This instrument will make it possible to build (almost) any other
It takes a village to procure eight metric tons of high-precision engineering power. When Rockefeller’s five-axis CNC milling machine, the C22, arrived on campus last year its installation required plant operations to cut out an existing freight elevator, a rigging crew to gently lower it in pieces through an elevator shaft, and a team of engineers to meticulously assemble the mechanical behemoth. Then began the complex work of test driving and adjusting the machine, today the centerpiece of the Precision Instrumentation Technologies facility, or PIT.
The mill enables the PIT machinist and engineers (the “PIT crew”) to custom-make research instrumentation to help scientists across all research areas at Rockefeller solve specific and unique problems—whether the solution is mechanical, optical, or electronic. Located in Plaza Level A underneath the Peggy Rockefeller Plaza, the facility was launched with support from Rockefeller’s Kavli Neural Systems Institute (NSI).
Designed by German manufacturer Hermle, the C22 is a compact, vertical apparatus that uses rotary cutters to create objects. Unlike additive fabrication machines like 3-D printers, which build objects by adding layer upon layer of material, milling machines take a subtractive approach, sculpting products out of larger blocks of stainless steel, aluminum, engineered plastic, or other materials.
The C22 has five axes: two around which material is cut and three around which the cutting tool moves, with a positional accuracy of less than eight microns. Because the instrument is so precise, it can create parts with very complex geometries. It runs on numerical control software, which converts 2-D and 3-D models into computer code that directs specific movements. Finished parts might be specialized microscope stage adapters, precision-cutting instruments, cell-manipulation tools, or surgical tools.
The PIT is the new name for the combined Instrument Design and Fabrication Facility and the Precision Fabrication Facility, which relocated from Smith Hall earlier last year. “The co-localization and establishment of the PIT further boost the university’s instrument design and fabrication capabilities,” says Amy Wilkerson, associate vice president of research support. “It maximizes the synergy between additive fabrication tools, and the most advanced subtractive tool, the C22 mill.”

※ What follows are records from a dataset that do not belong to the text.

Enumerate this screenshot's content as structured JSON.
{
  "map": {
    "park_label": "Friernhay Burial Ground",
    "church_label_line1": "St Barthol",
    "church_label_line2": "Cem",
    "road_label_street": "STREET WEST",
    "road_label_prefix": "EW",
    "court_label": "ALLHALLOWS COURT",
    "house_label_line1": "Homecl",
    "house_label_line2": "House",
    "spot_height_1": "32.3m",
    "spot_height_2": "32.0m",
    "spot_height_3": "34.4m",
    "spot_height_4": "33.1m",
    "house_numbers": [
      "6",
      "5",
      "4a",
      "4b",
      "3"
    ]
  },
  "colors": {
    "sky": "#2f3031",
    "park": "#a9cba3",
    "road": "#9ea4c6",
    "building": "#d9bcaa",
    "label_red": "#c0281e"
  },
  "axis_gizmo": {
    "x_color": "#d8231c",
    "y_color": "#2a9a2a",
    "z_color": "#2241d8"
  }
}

The PIT crew staff brings together an array of expertise, and is committed to both executing projects and training scientists in instrument design and fabrication. Scientific machinist Peer Strogies runs the mill and assists researchers with titanium 3D implants and equipment repair. Dan Gross, scientific engineer, is trained to help design and fabricate easy-to-use custom research tools, as well as to improve and repair existing scientific equipment. Jim Petrillo, instrumentation engineer, manages the makerspace where he translates concepts into functional tools and trains users in design fundamentals and digital fabrication technologies.
“Bringing engineering capabilities to biological problems can have a transformative impact on science,” says Alipasha Vaziri, associate professor and head of the Laboratory of Neurotechnology and Biophysics, which has a strong focus on development of new brain imaging tools. “The PIT is more than just a fabrication shop—scientists are able to work with dedicated engineers to develop solutions for all sorts of technical obstacles.”
“Rockefeller has a long history of creating tools and machinery that move science forward,” says Kavli NSI Director Leslie B. Vosshall. This tradition dates back to the early 20th century, when the university hired glass blowers, machinists, and electronics engineers to help the faculty develop cutting-edge scientific instruments, some of which are on display in the lower level of Caspary Hall. “The PIT is bringing that tradition into the 21st century,” says Vosshall.